Israelis should stay in Lebanon: US | Herald Sun
By Henri Mamarbachi in Beirut
August 06, 2006 05:47am
THE US Middle East envoy has said overnight that he was determined to "put behind us forever" the violence in Lebanon as differences emerged with the Lebanese government over the timetable for a ceasefire.
Visiting Beirut in the midst of bitter Arab criticism of Washington's support for the Israeli offensive, US envoy David Welch told the government that Israeli troops should stay in south Lebanon until a multinational force was in place on the ground, sources said.
"We want to put behind us forever the terrible violence of the last three weeks," the assistant secretary of state for Near Eastern affairs told reporters after talks with Lebanese Prime Minister Fuad Siniora.
"Those who lost their homes must be able to return as soon as possible (and)... Lebanon must be reconnected to the outside world," he added, referring to the closure of Lebanon's airport and ports by the Israeli blockade.
He called for "a lasting political framework and an international force to support the Lebanese forces," referring to a multinational force that the United States has requested be deployed in south Lebanon on its border with Israel.
His comments echoed remarks by US Secretary of State Condoleezza Rice, who has called for a political framework to first be laid down to prevent a return to violence, including bolstering the Lebanese government to help disarm Hezbollah.
However Lebanese government sources said the talks showed up differences between the two sides on the timetable following the imposition of the ceasefire.
"We gave them the following position. An immediate ceasefire and at the same time an Israeli retreat beyond the blue line (border) and deployment of the Lebanese army in the south with a reinforced UN force," a government source said, asking not to be named.

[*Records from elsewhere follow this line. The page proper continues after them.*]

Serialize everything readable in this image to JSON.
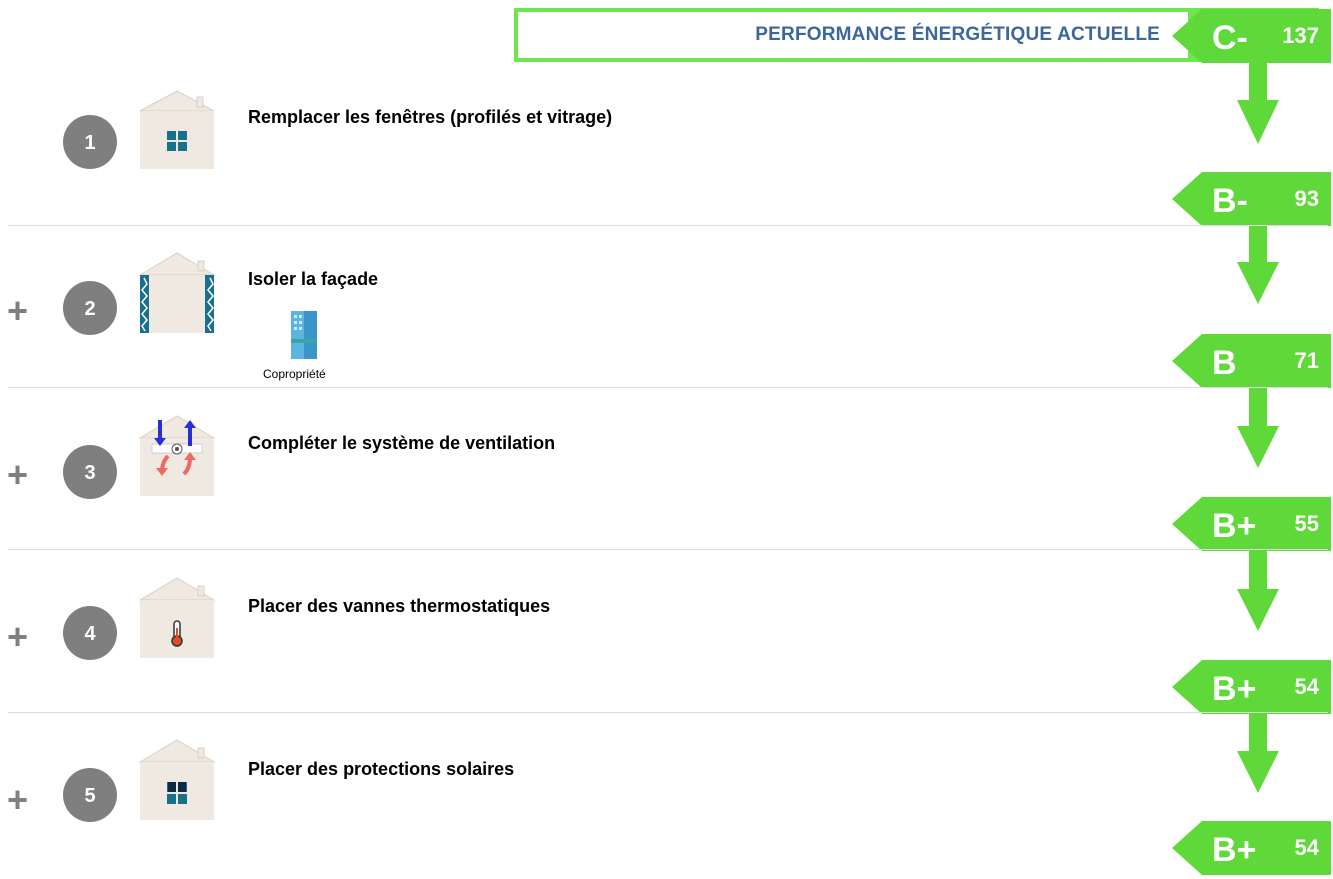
{
  "current": {
    "label": "PERFORMANCE ÉNERGÉTIQUE ACTUELLE",
    "class": "C-",
    "value": "137"
  },
  "colors": {
    "accent_green": "#5fd83a",
    "label_blue": "#3c679b",
    "circle_gray": "#7f7f7f",
    "house_fill": "#efe9e1",
    "icon_teal": "#17708c"
  },
  "steps": [
    {
      "number": "1",
      "prefix": "",
      "title": "Remplacer les fenêtres (profilés et vitrage)",
      "icon": "windows-icon",
      "result": {
        "class": "B-",
        "value": "93"
      }
    },
    {
      "number": "2",
      "prefix": "+",
      "title": "Isoler la façade",
      "icon": "facade-insulation-icon",
      "sub_label": "Copropriété",
      "result": {
        "class": "B",
        "value": "71"
      }
    },
    {
      "number": "3",
      "prefix": "+",
      "title": "Compléter le système de ventilation",
      "icon": "ventilation-icon",
      "result": {
        "class": "B+",
        "value": "55"
      }
    },
    {
      "number": "4",
      "prefix": "+",
      "title": "Placer des vannes thermostatiques",
      "icon": "thermostat-icon",
      "result": {
        "class": "B+",
        "value": "54"
      }
    },
    {
      "number": "5",
      "prefix": "+",
      "title": "Placer des protections solaires",
      "icon": "sun-protection-icon",
      "result": {
        "class": "B+",
        "value": "54"
      }
    }
  ]
}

"The points of view stayed far apart," the source added.
Welch came to Lebanon almost one week after Rice was forced to shelve a visit here during a tour of the Middle East.
Rice's visit was called off because of anger over Israel's bombardment of the village of Qana which killed 28 people, with protests also aimed at the United States, Israel's staunchest ally.
Overnight, the seat of the Lebanese government in downtown Beirut was surrounded by security forces to keep away several hundred demonstrators, many waving yellow Hezbollah flags, protesting against Mr Welch's visit.
His visit came as the United States and France reached an accord on a resolution for the UN Security Council on the crisis.
"An accord has been found between the French and Americans on the draft resolution on the Middle East prepared by France to call for a complete cessation of hostilities and work towards permanent ceasefire and long-term solution," said French authorities.
Welch, who also met with the Shiite speaker of parliament Nabih Berri, seen as an intermediary for Hezbollah.
"There is no reason for the Israeli army to stay in Lebanon once a ceasefire as been put in place," said an aide to the Shiite speaker.
Welch admitted that the United States had been taken aback by the size of the challenge facing Lebanon after three weeks of Israeli bombardments.
"The challenges facing Lebanon today are much more difficult than we imagined," he said, emphasising that President George W. Bush and Rice were "determined" to support Lebanon.
"I hope that we can all work together to realise the dreams of the people of Lebanon."